Thomas Mann: Tonio Kröger

(1162 words)
  • Hannelore G. Mundt (University of Wyoming)

Thomas Mann's early novella Tonio Kröger (1903) ranks amongst his most popular narratives. Written over a period of two years and regarded by the author himself as his “favorite literary child” (“literarisches Lieblingskind”), the text's central theme is the antagonism between life and art, an antagonism that also plays a major role in some of Mann's previous works. This can be seen in the novella Der kleine Herr Friedemann [Little Herr Friedemann, 1897], where a crippled outsider escapes into the realm of art to avoid life. In the novel Buddenbrooks (1901) the renunciation of a bourgeois existence is coupled with life-negating aestheticism and death.

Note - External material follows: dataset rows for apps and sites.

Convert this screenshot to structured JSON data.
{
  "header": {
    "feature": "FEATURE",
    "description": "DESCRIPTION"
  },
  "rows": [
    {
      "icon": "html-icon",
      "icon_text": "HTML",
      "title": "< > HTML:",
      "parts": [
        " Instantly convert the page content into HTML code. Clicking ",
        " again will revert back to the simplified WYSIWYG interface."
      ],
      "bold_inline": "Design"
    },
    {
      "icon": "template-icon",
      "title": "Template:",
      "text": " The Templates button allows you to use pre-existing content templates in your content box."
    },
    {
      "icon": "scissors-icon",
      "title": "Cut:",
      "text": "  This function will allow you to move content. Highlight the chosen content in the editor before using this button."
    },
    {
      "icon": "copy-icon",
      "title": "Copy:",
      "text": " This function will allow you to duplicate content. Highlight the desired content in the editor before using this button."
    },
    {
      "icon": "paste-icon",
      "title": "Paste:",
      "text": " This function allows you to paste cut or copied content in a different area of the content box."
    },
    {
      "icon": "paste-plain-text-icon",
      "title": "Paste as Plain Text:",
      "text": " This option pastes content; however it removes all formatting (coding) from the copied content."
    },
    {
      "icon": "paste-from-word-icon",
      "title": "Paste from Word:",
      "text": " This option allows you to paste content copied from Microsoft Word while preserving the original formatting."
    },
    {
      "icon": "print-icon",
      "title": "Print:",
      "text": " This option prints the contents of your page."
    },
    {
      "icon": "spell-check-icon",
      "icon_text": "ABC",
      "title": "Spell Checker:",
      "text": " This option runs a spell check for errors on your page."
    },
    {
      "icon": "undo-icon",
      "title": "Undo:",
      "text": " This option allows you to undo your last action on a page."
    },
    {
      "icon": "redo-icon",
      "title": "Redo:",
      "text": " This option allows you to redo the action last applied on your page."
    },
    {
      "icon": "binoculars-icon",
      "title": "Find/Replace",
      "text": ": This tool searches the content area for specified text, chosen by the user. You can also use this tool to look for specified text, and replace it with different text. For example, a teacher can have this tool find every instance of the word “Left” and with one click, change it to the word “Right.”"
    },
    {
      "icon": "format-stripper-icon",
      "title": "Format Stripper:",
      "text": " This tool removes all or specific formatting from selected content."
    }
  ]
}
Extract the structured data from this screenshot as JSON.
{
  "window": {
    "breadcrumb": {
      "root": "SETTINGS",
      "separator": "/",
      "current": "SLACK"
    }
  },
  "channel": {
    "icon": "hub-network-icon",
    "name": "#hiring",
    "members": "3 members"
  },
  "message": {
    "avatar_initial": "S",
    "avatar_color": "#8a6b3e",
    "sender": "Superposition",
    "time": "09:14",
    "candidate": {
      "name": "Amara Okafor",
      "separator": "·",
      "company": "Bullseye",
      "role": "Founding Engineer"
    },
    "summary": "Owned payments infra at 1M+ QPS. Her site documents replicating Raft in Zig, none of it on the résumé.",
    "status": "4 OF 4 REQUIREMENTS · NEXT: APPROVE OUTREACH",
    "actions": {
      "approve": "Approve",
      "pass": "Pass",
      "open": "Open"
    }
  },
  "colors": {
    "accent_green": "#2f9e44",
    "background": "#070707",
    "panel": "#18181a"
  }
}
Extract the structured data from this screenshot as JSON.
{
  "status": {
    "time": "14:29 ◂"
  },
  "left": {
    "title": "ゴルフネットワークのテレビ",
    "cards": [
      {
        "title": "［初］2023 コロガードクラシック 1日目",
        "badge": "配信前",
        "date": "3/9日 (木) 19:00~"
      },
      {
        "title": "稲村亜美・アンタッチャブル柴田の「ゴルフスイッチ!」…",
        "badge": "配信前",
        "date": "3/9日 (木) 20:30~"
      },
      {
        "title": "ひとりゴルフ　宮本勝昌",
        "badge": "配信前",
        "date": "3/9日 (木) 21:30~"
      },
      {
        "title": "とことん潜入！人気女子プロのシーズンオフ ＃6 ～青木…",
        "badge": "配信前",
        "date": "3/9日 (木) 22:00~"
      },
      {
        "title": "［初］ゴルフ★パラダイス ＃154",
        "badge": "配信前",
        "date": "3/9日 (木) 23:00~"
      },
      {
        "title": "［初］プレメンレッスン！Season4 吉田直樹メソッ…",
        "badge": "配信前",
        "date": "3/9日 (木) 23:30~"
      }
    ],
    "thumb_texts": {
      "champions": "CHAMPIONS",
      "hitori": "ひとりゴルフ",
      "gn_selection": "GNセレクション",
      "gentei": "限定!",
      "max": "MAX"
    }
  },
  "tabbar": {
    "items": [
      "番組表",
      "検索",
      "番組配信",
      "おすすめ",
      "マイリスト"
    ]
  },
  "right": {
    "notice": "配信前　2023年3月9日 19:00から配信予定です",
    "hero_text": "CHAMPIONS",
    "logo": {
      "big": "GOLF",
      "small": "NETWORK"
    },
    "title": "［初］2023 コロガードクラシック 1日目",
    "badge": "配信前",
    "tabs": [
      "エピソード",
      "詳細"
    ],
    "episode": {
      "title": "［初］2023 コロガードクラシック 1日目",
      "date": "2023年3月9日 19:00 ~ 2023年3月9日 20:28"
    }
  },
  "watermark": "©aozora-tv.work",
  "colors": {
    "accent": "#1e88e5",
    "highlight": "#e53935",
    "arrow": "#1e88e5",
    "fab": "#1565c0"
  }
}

Art and life are also diametrically opposed in …

Please log in to consult the article in its entirety. If you are a member (student of staff) of a subscribing institution (see List), you should be able to access the LE on campus directly (without the need to log in), and off-campus either via the institutional log in we offer, or via your institution's remote access facilities, or by creating a personal user account with your institutional email address. If you are not a member of a subscribing institution, you will need to purchase a personal subscription. For more information on how to subscribe as an individual user, please see under Individual Subcriptions.

Mundt, Hannelore G.. "Tonio Kröger". The Literary Encyclopedia. First published 12 February 2004
[, accessed 25 September 2016.]